With so few due process protections and so strong and perverse a financial incentive, it is no wonder that gross abuses of civil forfeiture have made headlines in recent years.

For instance, a sheriff in Oklahoma allowed a meth dealer to go free in exchange for $10,000 in cash he was carrying when he was arrested. An insurance adjuster passing through Tennessee had $22,000 seized without evidence of wrongdoing. Police in Tenaha, Texas, repeatedly targeted minority and out-of-state drivers for roadside seizures for three years, threatening and coercing them into “voluntarily” forfeiting their money and valuables.

These abusive practices have prompted a nationwide movement to rein in forfeiture.

Thirty states have reformed their civil forfeiture laws in recent years. Some have even abolished civil forfeiture altogether. The deficiencies in forfeiture law even prompted Justice Clarence Thomas to cast doubt on the constitutionality of the modern practice. And just weeks ago, the Supreme Court ruled unanimously that the Eighth Amendment’s excessive fines clause applies to states, and that local and state property seizures can be constitutionally excessive.

Now, Congress is once again stepping up to the plate with the reintroduction of the FAIR Act, a bill that proposes sweeping reforms in line with those proposed by The Heritage Foundation and a bipartisan group of advocacy organizations.

The bill would raise the standard of proof in federal forfeiture cases to “clear and convincing evidence,” a much higher bar than the current “preponderance of the evidence” standard. That would mirror numerous state-level reforms adopted throughout the country.

The proposal would also ensure that the burden of proof in these cases rests on the government, which would have to prove that a property owner used or consented to the use of his property for a criminal act. Indigent property owners would also be afforded legal counsel in all forfeiture cases.

Crucially, the FAIR Act would eliminate the forfeiture financial incentive by abolishing the equitable sharing program, and mandating that all federal forfeiture proceeds be returned to the Treasury’s General Fund to be appropriated by Congress. Law enforcement agencies would no longer be incentivized to treat forfeiture as a revenue generator rather than a law enforcement tool.

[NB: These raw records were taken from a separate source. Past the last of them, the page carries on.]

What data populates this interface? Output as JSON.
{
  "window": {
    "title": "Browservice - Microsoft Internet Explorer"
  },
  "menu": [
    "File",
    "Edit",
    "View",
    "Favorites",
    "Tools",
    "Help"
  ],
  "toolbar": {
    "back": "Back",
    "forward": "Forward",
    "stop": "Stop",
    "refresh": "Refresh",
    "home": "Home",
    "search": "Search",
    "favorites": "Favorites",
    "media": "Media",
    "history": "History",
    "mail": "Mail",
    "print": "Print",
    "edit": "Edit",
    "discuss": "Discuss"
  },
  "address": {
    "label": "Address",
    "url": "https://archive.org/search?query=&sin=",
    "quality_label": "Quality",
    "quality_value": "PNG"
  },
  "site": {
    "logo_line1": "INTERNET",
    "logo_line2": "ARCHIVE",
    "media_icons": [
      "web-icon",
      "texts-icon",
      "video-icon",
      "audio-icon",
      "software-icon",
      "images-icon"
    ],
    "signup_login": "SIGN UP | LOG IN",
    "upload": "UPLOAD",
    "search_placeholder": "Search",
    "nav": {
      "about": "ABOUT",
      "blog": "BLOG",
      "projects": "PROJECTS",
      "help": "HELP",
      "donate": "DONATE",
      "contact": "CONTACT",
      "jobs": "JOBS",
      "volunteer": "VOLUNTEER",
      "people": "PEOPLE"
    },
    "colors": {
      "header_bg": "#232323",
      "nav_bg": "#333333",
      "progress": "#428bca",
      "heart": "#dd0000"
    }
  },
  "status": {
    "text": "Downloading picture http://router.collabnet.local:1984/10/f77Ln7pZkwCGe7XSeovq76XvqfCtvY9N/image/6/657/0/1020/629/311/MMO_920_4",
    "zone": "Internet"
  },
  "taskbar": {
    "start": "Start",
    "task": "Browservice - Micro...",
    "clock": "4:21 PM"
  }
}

Walberg first introduced the FAIR Act in 2014. In these last five years, civil forfeiture reform has risen to national prominence and emerged as a clear, bipartisan issue. In polls, substantial majorities of Americans favor reining in civil forfeiture, and 76 percent of the public would actually be more likely to vote for candidates who embrace reform.

Clearly, the American people have spoken, and Congress ought to listen.